In general, it is always a good idea to run iterative rounds of Namdinator, where the output from one round is used as input for the next round. This have been shown to be good at catching models stuck in a small local minimum or tidy up more severe clashes. Varying the number of maco crycles (between 1 to 5) used for phenix real space refinement, has also been observed to give very different results.



To focus a fitting procedure on a specific part of the map, segmentation of the input map can be a very powerful approach. This is especially useful for fitting individual domains from a multi domain model or to avoid the model going into part of the density you know it does not belong in e.g. micelle density of membrane proteins etc. Furthermore, if the input map contains density for large glycosylation’s or large ligands, removing the corresponding density via segmentation could also improve the obtained results, as HETATM’s are automatically removed from the input PDB file and thus not included in the simulation.



To obtain satisfactory results when trying to fit a model, where relative large conformational changes are needed, it can be very beneficial to use different filtered versions of the input map. The input map can be low-pass filtered to either 10, 15 or 20 Å using various EM software (EMAN, Relion, Chimera etc.) and then used as input for Namdinator. The resulting output model can then be used as input for another round of Namdinator against the original unfiltered map this time. For such scenarios it may be beneficial to run the first Namdinator run using a relative low G-scale value (-g 0.05-0.1) and high number of steps (-s 100.000-500.000) together with the low-passed filtered version of the map. Followed by the second Namdinator run where the g-scale is increased relative to the first round (0.5-5) for the original unfiltered map. To identify the correct combinations of the above-mentioned parameters several Namdinator runs are most likely needed.

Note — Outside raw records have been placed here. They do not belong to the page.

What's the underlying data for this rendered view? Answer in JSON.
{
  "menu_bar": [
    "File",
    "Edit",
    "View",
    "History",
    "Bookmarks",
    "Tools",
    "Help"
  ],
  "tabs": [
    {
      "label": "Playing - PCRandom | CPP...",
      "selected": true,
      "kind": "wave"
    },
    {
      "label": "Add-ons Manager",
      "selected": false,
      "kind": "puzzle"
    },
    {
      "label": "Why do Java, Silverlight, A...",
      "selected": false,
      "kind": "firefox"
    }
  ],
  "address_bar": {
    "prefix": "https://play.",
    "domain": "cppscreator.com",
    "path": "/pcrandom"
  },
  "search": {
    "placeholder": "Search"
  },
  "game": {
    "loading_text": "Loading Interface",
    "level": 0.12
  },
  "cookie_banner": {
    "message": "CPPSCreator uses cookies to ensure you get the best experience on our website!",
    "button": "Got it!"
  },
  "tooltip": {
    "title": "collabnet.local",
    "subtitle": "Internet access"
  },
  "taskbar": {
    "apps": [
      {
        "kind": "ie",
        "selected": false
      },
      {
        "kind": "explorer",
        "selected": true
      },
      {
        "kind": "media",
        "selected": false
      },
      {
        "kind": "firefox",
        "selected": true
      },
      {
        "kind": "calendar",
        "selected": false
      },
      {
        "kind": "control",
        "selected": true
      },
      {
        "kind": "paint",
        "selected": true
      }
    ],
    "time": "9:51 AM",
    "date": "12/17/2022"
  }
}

MDFF in general is not very well suited for dealing with conformational changes where parts of the model undergo large rotations (=> 40-45 degrees). In such cases it is highly recommended that the input model is split into independent domains, if applicable, and rotated manually, using programs like Coot or Chimera. Then the domains can either be used as one single PDB file for a Namdinator run or run independent of each other in multiple Namdinator runs. This kind of manual intervention can not only greatly enhance the quality of the obtained results when using Namdinator, but can also sometimes be the difference between failure or success.



Phenix.real_space_refine is called using the default settings. While this is sufficient and beneficial for many scenarios, it will not work well for all cases. For such cases it is advisable to run phenix.real_space_refine manually in order to utilize non-default settings. Make sure to use the last_frame.pdb file as input together with the input map and the stated resolution of the map. High resolution(<3Å) structures often does not benefit from phenix real space refine!


How to expand crystallography maps to P1 spacegroup (example)

The below set of commands are based on the phenix software suite and on files downloaded directly from https://www.rcsb.org using default RCSB naming convention. The downloaded PDB file is: PDBID.pdb and the corresponding map coefficients is PDBID_phases.mtz.



To obtain a mtz file in spacegroup P1 use the following command:



iotbx.reflection_file_editor PDBID.mtz --expand_to_p1 output_file=PDBID_p1.mtz



To generate a CCP4 map based on the P1 mtz file and using weighted map coefficients and excluding R-free reflections in map calculation, use the following command:



phenix.mtz2map PDBID.pdb PDBID_p1.mtz labels=FWT,PHWT --remove extension=ccp4